For our new Single Sentence Animation, J. Robert Lennon has chosen a sentence from his story “Hibachi” that depicts a turning point in Phillip and Evangeline’s marriage: the night she reveals she is one furious Hibachi master.

The sentence: “And then, with a motion so swift and subtle it was hard to be certain that it had happened, she pulled a wooden match from a pocket, scraped it against the exhaust hood, and set the onion alight. ”

Single Sentence Animations are creative collaborations. The writer selects a favorite sentence from his or her work and the animator creates a short film in response.

Animation and sound by Benk.

“A Fable for the Living” — Single Sentence Animation


Kim Young Ha animates this otherworldly sentence from Kevin Brockmeier’s “A Fable for the Living,” featured in Electric Literature No. 5. The sentence reads: “She watched them flare and shimmer through their skin, their bones going off like bombs, every limb a magnificent firework of carbon, phosphorus, and calcium.” Single Sentence Animations are creative collaborations. The writer selects a favorite sentence from his or her work and the animator creates a short film in response. Electric Literature is an anthology of short fiction dedicated to reinvigorating the short story using new media and innovative distribution.

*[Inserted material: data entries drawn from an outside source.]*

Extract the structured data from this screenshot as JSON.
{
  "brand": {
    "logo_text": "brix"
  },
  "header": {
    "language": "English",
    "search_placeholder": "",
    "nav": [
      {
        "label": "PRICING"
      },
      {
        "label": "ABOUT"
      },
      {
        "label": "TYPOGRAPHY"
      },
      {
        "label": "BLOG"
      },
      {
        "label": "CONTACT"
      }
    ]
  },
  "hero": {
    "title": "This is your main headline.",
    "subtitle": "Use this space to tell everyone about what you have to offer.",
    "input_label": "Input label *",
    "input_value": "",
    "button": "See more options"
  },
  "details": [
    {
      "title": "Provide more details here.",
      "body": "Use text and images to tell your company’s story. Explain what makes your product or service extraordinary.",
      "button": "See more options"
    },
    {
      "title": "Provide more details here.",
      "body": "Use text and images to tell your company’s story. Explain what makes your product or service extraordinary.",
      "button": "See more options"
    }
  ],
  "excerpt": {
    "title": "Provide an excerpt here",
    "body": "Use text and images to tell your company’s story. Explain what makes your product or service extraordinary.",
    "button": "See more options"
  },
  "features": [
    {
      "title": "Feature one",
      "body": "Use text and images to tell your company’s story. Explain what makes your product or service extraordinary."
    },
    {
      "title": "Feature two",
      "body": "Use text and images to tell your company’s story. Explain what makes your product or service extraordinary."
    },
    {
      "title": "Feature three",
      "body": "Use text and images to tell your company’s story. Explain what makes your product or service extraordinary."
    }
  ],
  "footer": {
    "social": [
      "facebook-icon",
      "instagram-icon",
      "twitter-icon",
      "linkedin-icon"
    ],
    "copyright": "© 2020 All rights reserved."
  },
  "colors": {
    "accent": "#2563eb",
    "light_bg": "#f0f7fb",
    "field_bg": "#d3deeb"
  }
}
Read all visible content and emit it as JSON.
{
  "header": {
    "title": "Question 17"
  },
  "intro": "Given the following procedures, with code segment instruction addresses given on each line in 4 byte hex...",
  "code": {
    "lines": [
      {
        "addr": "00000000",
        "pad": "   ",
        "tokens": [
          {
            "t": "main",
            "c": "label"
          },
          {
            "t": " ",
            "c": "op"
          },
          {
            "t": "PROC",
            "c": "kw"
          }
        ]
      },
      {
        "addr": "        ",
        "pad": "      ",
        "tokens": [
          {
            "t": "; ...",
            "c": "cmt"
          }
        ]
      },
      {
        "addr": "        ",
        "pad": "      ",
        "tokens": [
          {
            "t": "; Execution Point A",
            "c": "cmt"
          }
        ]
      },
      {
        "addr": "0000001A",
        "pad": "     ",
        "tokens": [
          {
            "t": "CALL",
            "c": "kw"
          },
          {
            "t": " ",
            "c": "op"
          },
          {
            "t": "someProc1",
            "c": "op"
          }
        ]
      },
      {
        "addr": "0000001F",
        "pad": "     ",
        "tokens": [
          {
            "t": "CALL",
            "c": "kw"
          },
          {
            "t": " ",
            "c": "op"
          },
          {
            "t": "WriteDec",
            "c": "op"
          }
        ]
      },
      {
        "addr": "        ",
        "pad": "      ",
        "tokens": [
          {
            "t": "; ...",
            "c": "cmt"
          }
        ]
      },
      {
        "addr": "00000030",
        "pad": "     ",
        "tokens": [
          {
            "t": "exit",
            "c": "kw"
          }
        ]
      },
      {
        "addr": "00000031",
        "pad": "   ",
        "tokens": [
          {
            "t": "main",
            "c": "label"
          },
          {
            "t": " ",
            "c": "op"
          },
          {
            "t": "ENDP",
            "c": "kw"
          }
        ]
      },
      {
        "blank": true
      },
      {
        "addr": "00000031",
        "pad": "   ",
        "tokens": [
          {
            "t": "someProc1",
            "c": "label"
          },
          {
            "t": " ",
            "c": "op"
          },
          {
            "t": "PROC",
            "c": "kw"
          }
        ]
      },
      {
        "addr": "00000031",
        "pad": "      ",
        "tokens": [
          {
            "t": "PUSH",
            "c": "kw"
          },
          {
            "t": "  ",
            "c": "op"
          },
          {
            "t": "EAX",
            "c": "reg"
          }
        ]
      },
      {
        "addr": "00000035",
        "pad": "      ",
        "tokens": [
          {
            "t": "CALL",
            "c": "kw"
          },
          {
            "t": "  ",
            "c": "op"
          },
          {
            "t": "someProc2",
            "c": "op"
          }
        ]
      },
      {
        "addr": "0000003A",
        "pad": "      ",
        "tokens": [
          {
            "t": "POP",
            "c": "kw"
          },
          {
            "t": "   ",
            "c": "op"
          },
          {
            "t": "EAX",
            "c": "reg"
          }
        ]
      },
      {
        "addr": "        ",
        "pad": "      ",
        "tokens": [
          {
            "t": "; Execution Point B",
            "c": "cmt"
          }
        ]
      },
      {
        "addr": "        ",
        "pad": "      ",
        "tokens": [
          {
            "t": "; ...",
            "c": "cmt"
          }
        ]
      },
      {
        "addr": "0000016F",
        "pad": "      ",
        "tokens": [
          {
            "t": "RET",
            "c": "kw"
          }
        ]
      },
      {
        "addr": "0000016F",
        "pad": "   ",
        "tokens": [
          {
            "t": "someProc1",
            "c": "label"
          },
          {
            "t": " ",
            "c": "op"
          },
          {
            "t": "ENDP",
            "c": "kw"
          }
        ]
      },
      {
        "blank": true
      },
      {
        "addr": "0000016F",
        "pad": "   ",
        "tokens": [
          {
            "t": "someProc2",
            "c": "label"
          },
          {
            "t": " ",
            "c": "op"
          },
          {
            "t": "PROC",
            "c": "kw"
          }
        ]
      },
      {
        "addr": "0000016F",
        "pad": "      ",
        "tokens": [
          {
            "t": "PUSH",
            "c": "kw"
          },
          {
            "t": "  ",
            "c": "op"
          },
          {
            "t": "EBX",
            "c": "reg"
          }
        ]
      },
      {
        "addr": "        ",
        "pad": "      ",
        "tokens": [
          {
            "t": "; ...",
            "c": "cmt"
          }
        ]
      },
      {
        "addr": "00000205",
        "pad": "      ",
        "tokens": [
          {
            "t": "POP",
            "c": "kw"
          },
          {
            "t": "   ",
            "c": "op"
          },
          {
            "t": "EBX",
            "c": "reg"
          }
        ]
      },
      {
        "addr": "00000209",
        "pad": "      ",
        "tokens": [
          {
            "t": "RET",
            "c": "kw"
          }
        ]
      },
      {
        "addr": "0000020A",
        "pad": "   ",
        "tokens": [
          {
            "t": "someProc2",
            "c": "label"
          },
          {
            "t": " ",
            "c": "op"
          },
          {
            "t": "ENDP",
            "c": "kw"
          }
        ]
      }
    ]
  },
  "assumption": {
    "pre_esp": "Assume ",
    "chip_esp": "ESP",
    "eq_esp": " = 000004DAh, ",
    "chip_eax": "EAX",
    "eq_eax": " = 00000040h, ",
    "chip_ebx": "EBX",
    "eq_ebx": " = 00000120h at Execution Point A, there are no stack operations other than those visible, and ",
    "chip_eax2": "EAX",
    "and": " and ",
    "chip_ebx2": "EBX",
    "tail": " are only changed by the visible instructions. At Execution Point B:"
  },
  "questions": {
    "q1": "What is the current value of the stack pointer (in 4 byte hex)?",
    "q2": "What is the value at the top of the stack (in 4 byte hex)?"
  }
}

Visit us at

“The West” — Carson Mell

Electric Literature Shoots Guns at Jonathan Franzen, David Mitchell, the Kindle, and Others

Single Sentence Animation from Ben Stroud’s “Byzantium”

Peter Lundren animates a sentence from Ben Stroud’s short story “Byzantium,” published in Electric Literature No. 4. Music by William “Lucky” Lee.

The sentence reads: “There I would watch others taking their pleasure—keeping to the shadows, my hand hidden, as I studied a chariot racer leaning into a prostitute, her leg wrapped round his torso, or libertines goading a gilded crocodile in the bearpit, their bodies slurred by powders from the east.”

“Three Figures and a Dog” — Roberto Ransom (A Single Sentence Animation by Andre da Loba)

Andre da Loba animates a sentence from Roberto Ransom’s “Three Figures and a Dog.” Published in Electric Literature No. 4. Here’s the first paragraph–

He liked to be in the chapel at dawn, and also in the afternoon when something similar, though not identical, occurred. For that to happen, he had to leave home when his wife got up to milk the cow. He’d finally wake himself up by putting his hand into the bucket next to the well and wiping his face. He usually carried a loaf of bread, a piece of onion, and sometimes a little cheese, wrapped in a handkerchief. He’d leave his brushes, pencils, paints, and other tools in a corner of the chapel, behind some stones that hadn’t been used during its construction. He didn’t paint at that hour. He was waiting for the right color. He’d observe the sky and mix paints in a small clay vessel, smudging them with his finger, measuring quantities, adding water or oil or, on one occasion, wine. He imagined that if the wine was his blood and the blue of the sky he was seeking was the Virgin’s color, and the Virgin was his mother and if he and the Virgin were of the same blood, then maybe…